From the entries below, tally the lines with "JSON" in them and reply with that figure only.
Top of INFORMATION PROVIDED
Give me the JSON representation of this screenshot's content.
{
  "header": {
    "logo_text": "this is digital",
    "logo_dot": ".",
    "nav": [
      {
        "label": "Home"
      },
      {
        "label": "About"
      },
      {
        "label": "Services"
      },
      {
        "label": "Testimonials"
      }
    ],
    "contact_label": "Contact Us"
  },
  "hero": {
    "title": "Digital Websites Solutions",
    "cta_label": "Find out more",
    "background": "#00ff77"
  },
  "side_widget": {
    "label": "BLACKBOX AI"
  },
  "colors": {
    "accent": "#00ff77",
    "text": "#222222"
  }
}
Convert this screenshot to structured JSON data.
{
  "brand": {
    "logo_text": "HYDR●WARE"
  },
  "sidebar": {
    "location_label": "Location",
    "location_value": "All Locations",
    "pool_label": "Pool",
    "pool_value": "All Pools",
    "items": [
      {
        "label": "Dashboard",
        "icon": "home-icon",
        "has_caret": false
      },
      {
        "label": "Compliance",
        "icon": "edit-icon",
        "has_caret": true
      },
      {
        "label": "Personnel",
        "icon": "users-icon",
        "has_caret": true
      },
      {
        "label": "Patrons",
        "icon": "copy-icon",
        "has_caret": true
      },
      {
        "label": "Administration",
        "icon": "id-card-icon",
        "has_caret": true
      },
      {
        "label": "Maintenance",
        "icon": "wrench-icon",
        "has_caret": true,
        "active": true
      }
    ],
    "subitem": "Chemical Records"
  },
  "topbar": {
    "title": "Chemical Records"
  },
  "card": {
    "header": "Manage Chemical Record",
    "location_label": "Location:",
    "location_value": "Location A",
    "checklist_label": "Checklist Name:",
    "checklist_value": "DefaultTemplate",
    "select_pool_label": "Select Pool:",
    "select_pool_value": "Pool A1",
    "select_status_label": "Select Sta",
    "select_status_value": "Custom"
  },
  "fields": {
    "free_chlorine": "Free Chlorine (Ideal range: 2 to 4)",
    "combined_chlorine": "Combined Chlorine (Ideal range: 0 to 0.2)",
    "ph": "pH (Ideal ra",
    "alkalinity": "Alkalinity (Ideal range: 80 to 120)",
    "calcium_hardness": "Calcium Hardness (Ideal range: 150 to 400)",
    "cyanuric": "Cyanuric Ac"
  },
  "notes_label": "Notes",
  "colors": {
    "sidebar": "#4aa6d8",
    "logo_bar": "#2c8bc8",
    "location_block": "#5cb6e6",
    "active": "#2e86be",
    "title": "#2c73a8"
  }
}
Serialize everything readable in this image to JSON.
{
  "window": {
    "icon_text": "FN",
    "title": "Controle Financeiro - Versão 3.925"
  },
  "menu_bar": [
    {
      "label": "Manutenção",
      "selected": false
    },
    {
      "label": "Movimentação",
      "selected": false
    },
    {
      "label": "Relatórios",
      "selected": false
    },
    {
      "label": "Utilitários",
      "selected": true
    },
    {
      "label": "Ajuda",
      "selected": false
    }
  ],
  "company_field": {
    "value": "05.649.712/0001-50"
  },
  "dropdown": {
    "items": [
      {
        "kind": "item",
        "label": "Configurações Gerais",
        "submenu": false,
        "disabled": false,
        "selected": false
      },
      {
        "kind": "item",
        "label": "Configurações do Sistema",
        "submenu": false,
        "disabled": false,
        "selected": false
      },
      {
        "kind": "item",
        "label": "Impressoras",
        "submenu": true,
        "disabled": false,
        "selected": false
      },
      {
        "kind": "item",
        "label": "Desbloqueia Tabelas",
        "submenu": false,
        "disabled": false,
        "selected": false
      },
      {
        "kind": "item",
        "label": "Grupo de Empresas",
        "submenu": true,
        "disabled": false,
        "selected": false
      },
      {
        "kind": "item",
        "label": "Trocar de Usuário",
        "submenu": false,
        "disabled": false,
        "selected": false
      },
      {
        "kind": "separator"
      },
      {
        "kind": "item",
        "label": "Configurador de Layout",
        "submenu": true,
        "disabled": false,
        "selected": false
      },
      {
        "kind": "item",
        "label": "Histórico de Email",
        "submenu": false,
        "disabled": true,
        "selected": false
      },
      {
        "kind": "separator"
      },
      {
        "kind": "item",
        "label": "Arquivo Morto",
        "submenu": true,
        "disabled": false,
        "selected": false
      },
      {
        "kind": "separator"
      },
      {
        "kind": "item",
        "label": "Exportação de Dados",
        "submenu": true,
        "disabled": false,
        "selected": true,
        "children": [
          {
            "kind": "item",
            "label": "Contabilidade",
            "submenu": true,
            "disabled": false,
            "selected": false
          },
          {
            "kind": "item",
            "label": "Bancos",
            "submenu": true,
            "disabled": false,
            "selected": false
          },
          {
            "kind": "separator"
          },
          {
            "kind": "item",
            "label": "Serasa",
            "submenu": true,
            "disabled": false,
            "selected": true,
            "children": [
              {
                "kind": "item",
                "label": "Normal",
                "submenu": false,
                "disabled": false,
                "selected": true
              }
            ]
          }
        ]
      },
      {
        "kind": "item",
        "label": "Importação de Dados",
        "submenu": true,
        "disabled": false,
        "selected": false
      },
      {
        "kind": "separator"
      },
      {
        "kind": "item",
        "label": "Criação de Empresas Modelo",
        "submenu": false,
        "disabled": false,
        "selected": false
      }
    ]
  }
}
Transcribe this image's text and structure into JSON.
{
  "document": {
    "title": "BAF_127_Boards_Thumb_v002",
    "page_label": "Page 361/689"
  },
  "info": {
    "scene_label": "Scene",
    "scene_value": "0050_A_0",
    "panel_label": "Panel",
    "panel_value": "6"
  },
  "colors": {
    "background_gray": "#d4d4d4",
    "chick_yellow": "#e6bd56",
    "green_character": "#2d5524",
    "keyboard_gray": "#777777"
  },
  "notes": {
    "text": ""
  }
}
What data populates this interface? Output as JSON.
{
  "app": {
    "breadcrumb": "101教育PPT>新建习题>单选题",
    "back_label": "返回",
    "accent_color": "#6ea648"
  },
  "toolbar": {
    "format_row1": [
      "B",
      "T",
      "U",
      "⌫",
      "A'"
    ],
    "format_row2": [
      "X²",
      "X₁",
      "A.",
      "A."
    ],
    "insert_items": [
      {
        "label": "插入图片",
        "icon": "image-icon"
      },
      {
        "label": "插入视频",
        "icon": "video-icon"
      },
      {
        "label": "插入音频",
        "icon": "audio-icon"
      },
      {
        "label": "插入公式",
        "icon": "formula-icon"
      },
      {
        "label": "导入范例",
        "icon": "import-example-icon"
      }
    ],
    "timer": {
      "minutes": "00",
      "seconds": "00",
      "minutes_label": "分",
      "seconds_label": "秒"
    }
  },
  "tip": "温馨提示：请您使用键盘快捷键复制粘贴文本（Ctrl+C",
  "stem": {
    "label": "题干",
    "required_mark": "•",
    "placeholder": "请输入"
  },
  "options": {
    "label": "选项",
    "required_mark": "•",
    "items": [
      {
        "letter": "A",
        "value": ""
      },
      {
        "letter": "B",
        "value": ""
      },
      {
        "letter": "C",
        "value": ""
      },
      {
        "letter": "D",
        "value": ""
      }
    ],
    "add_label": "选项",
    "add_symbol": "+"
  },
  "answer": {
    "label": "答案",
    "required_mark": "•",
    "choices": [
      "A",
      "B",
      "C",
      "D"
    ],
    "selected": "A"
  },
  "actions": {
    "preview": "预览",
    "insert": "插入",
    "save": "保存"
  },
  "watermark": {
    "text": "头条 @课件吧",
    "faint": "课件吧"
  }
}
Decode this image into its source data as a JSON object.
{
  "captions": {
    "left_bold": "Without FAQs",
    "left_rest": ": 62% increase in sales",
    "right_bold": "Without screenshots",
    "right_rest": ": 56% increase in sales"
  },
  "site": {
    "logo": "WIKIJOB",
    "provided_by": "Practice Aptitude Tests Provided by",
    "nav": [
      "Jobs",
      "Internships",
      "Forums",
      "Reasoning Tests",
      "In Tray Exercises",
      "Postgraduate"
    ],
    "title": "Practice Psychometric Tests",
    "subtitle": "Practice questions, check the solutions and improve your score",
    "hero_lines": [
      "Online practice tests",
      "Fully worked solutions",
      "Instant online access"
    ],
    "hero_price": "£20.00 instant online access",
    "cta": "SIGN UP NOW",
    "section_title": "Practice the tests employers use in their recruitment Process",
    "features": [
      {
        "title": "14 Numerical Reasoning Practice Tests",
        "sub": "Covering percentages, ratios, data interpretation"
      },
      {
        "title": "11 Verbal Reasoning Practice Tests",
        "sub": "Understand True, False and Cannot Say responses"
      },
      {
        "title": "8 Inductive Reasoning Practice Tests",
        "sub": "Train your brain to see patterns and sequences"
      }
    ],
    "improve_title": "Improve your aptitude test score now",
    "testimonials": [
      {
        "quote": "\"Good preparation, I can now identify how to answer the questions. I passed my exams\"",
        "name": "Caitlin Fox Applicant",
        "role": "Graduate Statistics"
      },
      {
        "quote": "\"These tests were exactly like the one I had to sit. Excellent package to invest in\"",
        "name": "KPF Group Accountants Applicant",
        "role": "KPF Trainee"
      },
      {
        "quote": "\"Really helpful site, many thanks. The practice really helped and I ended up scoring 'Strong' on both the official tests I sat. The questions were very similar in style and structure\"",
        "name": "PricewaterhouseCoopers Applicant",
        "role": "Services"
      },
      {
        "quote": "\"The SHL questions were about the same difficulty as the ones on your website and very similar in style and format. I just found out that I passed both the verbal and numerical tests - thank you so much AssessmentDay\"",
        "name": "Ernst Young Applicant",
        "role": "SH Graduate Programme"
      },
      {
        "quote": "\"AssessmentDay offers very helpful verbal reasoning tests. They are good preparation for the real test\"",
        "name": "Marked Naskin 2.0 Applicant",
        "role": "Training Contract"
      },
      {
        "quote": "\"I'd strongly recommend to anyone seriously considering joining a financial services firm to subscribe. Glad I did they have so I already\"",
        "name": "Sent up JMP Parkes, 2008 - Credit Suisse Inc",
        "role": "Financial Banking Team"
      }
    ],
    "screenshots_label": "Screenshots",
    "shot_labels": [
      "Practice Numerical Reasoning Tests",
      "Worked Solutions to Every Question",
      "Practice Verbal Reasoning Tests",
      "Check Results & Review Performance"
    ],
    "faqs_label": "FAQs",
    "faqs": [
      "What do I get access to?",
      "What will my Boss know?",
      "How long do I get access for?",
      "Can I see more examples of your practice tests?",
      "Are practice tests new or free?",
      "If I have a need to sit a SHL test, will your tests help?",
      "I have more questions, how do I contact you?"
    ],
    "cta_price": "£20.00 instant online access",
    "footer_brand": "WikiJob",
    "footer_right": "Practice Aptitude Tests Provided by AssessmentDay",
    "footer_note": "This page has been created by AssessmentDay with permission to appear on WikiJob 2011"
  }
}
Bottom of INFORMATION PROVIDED
* ANSWER TO THIS EXERCISE: 6